in the beginning of this article, Joe is doing 1 of the
4 ways to include intensity in his workout. So why has Joe plateaued?
Muscle Confusion is a Real Concept That Should Not Be Ignored!
Now lets look at what Joe is doing a bit closer. True enough he
is increasing the weight on each set, but he also decreased the
reps so he added one intensity principal and took one away which
nets a return of 0! This is why most people who do volume training
will almost always hit plateaus. Earlier, I gave you the text book
definition of intensity, now let me give you mine. By using multiple

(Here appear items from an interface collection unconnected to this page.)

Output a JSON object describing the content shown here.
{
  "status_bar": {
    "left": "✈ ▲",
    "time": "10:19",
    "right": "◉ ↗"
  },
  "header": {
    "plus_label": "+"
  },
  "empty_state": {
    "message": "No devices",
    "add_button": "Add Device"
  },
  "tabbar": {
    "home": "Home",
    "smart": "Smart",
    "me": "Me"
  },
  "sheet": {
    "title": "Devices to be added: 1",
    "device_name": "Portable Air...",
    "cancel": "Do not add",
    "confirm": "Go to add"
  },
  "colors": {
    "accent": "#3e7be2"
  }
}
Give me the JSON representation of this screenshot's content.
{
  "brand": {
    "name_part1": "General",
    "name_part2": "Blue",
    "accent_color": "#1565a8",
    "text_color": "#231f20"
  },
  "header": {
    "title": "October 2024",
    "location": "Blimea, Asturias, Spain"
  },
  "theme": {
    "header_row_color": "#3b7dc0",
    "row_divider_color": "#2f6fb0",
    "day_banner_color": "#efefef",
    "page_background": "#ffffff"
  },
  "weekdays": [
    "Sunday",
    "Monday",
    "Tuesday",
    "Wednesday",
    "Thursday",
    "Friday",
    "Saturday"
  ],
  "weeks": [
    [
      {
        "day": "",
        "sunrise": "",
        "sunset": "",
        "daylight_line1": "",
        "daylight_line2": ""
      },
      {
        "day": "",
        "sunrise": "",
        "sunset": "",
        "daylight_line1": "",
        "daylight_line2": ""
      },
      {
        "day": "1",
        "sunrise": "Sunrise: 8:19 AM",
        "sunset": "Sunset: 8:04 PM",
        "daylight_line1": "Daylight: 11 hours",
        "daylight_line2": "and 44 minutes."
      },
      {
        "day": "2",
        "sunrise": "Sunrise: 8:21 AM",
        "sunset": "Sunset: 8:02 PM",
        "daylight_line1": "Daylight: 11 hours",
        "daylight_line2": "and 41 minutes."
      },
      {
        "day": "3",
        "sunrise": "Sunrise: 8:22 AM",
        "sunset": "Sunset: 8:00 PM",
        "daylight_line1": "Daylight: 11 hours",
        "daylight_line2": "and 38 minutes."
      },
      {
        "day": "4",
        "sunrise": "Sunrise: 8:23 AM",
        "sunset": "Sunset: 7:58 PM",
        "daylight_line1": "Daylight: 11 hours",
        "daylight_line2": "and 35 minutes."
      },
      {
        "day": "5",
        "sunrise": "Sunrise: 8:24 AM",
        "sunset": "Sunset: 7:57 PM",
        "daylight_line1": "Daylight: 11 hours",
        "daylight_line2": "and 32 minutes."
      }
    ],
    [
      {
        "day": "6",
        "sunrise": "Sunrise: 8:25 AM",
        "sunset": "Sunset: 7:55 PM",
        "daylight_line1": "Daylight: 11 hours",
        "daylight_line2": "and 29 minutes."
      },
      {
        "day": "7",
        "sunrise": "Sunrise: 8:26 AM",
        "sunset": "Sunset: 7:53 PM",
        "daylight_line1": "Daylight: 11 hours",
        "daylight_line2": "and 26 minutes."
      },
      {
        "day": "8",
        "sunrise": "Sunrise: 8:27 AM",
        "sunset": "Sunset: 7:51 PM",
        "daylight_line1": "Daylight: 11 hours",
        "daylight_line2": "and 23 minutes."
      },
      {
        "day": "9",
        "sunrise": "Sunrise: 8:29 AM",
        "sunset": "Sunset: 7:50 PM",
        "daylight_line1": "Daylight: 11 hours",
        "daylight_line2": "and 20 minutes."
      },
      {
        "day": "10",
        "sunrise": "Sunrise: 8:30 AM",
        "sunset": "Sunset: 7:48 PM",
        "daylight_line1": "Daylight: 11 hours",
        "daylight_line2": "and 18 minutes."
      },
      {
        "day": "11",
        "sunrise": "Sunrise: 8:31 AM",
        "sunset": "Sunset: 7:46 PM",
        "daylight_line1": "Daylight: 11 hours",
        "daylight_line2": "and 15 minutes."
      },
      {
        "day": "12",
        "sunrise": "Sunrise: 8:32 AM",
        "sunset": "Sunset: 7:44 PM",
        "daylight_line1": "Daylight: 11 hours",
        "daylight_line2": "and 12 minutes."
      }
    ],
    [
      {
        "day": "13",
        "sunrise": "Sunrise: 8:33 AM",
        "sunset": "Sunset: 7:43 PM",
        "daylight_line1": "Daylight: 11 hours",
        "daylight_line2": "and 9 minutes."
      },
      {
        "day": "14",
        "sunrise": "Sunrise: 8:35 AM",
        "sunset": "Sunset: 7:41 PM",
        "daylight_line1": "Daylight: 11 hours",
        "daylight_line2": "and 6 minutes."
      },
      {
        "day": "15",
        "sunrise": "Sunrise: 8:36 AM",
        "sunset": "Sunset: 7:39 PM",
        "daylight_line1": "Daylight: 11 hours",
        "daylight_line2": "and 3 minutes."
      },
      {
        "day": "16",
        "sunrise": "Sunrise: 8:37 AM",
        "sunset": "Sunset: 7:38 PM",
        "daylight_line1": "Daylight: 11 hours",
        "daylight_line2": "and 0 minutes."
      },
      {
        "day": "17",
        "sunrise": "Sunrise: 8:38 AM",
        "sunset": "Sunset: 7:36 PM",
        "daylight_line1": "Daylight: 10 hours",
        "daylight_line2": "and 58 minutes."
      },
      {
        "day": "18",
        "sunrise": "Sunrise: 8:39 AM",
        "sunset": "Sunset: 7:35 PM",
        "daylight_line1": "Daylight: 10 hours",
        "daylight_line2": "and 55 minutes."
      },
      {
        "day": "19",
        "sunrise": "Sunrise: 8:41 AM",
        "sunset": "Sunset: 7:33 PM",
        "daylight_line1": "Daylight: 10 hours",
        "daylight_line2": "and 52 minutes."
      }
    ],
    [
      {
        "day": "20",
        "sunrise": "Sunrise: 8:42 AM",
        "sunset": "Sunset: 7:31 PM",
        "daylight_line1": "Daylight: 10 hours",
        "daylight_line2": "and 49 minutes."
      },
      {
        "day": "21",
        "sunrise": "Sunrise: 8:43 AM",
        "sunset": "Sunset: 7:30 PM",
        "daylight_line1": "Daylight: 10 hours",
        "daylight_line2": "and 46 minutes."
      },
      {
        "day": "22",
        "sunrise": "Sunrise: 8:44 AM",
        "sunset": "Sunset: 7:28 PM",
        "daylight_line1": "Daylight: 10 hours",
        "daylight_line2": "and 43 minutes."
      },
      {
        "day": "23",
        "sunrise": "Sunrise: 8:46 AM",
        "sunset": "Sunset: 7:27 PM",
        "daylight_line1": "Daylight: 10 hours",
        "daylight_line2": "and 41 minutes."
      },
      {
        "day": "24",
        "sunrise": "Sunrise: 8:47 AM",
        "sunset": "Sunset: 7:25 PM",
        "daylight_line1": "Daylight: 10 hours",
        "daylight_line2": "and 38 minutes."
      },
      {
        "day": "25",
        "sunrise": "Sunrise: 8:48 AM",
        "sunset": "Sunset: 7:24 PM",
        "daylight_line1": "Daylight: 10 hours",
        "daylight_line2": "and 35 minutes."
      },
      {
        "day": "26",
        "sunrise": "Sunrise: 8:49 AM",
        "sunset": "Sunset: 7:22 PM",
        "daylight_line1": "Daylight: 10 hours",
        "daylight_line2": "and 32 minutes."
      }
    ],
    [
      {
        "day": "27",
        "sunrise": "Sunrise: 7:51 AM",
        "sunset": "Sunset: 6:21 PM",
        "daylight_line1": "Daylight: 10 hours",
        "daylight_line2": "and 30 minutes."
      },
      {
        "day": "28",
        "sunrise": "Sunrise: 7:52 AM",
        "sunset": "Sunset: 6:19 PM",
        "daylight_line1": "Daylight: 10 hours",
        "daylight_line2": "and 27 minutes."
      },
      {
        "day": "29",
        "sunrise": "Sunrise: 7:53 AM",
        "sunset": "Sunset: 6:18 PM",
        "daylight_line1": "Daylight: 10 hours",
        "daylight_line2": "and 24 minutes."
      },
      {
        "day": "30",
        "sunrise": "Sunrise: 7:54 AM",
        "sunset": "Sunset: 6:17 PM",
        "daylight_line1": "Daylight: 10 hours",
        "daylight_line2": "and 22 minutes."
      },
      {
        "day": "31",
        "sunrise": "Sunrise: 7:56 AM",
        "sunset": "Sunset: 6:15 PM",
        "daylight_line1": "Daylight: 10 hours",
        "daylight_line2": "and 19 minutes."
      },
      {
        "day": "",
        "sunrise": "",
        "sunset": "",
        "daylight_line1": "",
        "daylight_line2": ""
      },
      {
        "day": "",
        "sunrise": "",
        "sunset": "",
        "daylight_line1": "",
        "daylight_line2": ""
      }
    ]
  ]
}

training principals, I can in effect stay in a constant state of
muscle confusion which will help me avoid plateaus thus
making my training far more effective!
Always Go To Failure!
Let me give you an example of this training. We are training back
in this example:
- Rear deltoid flyes with constant tension and working muscle
- Stiff arm pull-downs with pauses at the top of the
movement to failure.
- Lat pull-downs with a reverse grip, slow reps with
force negatives to failure.
Let's look at this set a bit closer. This 1st set is a giant set
with constant tension on the working muscles, pauses, and force
negatives (negs). In this first set, I am implementing 4
- Giant set
- Constant tension on working muscle
- Force negatives
Now, here is an important item to point out. Since I am going to
failure on every movement, there is no need to increase reps,
increase weight, or decrease the time in between sets. The
very nature of how I am doing this set already includes these principals
in the set. Technically, this back set has 8 training principals in
1 set (4 plus 4).
For those of you who have done volume training and increase
the weight on each set, you can imagine what an 8 training
principal set would do to you. That is why I do not do a lot
of sets per body part. For smaller body parts like chest, shoulders,
bicep, triceps, and calves, I will only do 2-4 total sets.
For back and legs, I only do 3-5 total sets (not per exercise)!
Is This Training Style Right For You?
Let me be perfectly honest here. Do you need to train like this
in order to maximize your gains? The answer is no! I know
a lot of guys who do not train hard and who are huge but most of
these guys have help in gaining that muscle mass. Besides, if you
are a competitor in whatever discipline, the very thing that
separates us from men and woman is how we train! I don't know about
you, but all things given equal, if you have two people natural
or not and one trains hard and the other does not, which one do
you think would get the first call out?
"YOU HAVE TO ASK YOURSELF ARE YOU
A MAN OR A LION" - Brad Pitt, "Troy"